‘For me, being in a paddock means anything is possible . . .’
Country girl and bestselling novelist Rachael Treasure had worked hard to build a long-dreamed-of lifestyle on her own patch of dirt in Tasmania’s rugged and beautiful wilderness. But through the breakdown of her marriage, Rachael lost her family farm and, in her words, lost her way in life.
Discovering an all-new compass to live by, she took her two kids and her dogs and left the beaten path. Intensive farming, men on the land and women in the home – everywhere Rachael looked she saw ongoing harm to the soil and the foodchain. By going down the dirt roads and getting back to grassroots, she discovered another set of stories about country life in Australia, and a different way to live on the land. From her rebel granny to pioneering farmers and passionate animal handlers, Rachael became inspired by fresh ways to do things.
Down the Dirt Roads starts as a heartfelt and moving insight into the life of a single mother displaced from her home, and becomes a groundbreaking and powerful book about healing, health and hope. Nourishing and sustaining, it presents a practical and positive vision of what life on our land could become.
About the Author
Tasmanian born Rachael Treasure gets as excited about dung beetle activity in the soil as she does by beautiful writing. By combining her love for the land and the written word, Rachael sparked a publishing boom in 2002 when her first novel Jillaroo woke the world up to contemporary women's stories beyond the city lights.
Rachael lives in Southern rural Tasmania and is a full time mother to two young humans and many eccentric animals including a budgie called Putty Plonkit. She has been dubbed an agricultural activist, an advocate for feminine awakening in farming systems and a literary pioneer. She has worked as a rural journalist, radio broadcaster, truffle sniffer dog handler, professional wool classer, stock camp cook, drover, farm manager and working dog trainer.
Her novels following Jillaroo include The Stockmen, The Rouseabout, The Cattleman's Daughter, The Farmer's Wife, Cleanskin Cowgirls and short story collections, The Girl and the Ghost-Grey Mare and Fifty Bales of Hay. Non fiction works are Don't Fence Me In – Grassroots Wisdom from a Country Gal and working dog training book, Dog Speak. Her screenplay Albert's Chook Tractor was filmed for SBS Independent TV.
REVIEW SNAPSHOT®by PowerReviews
Reviewed by 4 customers
Displaying reviews 1-4
I loved Jillaroo and have bought most of her books ever since.
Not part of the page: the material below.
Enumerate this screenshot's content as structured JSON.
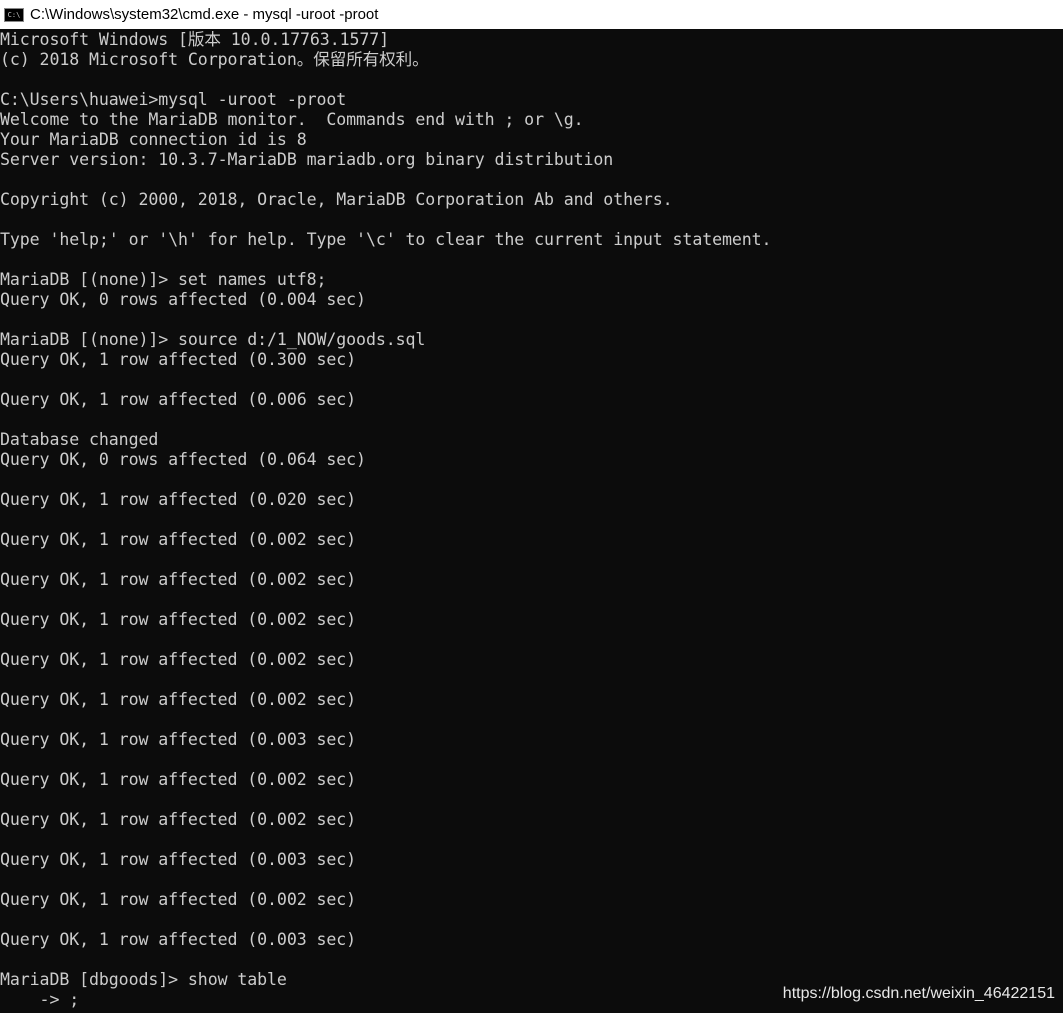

This one is her personal journey. Her love of the environment and her animals is very special.
As I have not read this book, (purchased as a gift), I cannot answer your questions.
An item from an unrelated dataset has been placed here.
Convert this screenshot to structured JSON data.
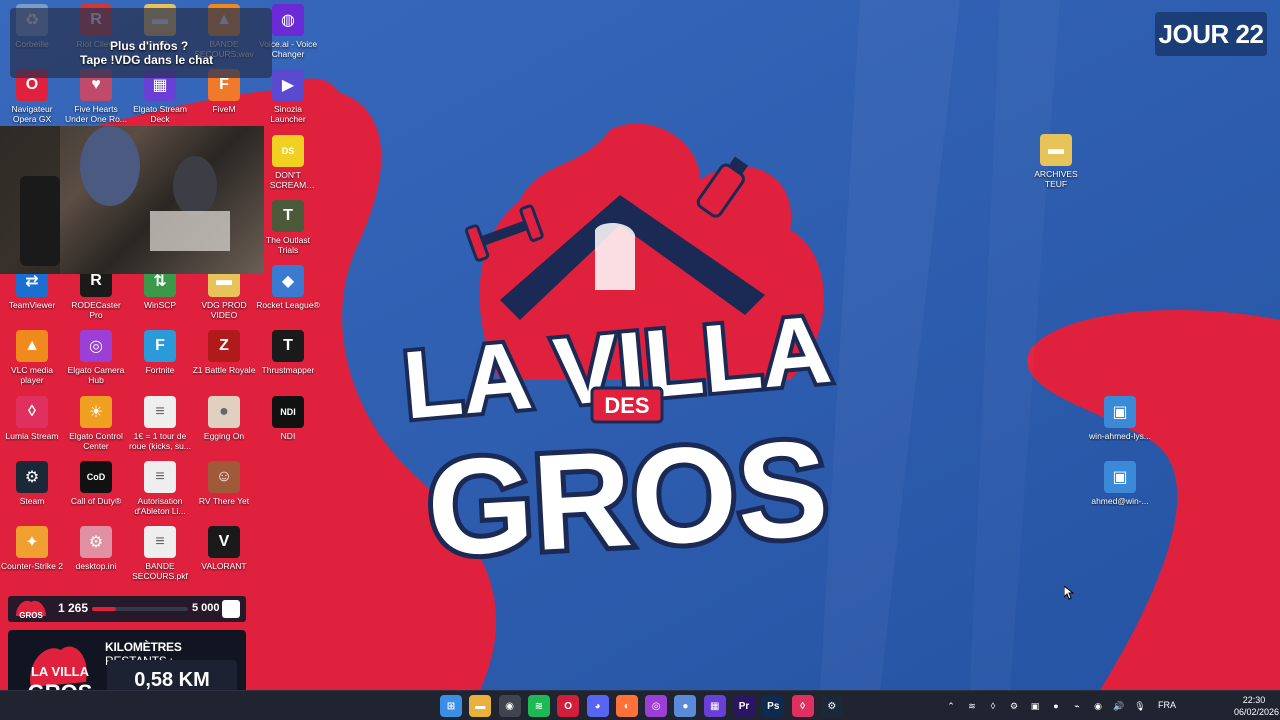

Such a honest and truthful book. Loved the rawness of what Rachael went through. A privilege to read about the reality of what can happen in a persons life but most of all the courage to keep going.
I WAS SO DISAPPOINTED IN THIS BOOK, VERY HEAVY GOING, REPETITIVE AND FRANKLY PUT ME TO SLEEP.QUITE BORING, NOT A WORD I USE OFTEN BUT APPROPRIATE.
Number Of Pages: 320
Published: 31st October 2016
Publisher: Penguin Books Australia
Country of Publication: AU
Dimensions (cm): 23.3 x 15.5 x 2.4
Weight (kg): 23.3
Edition Number: 1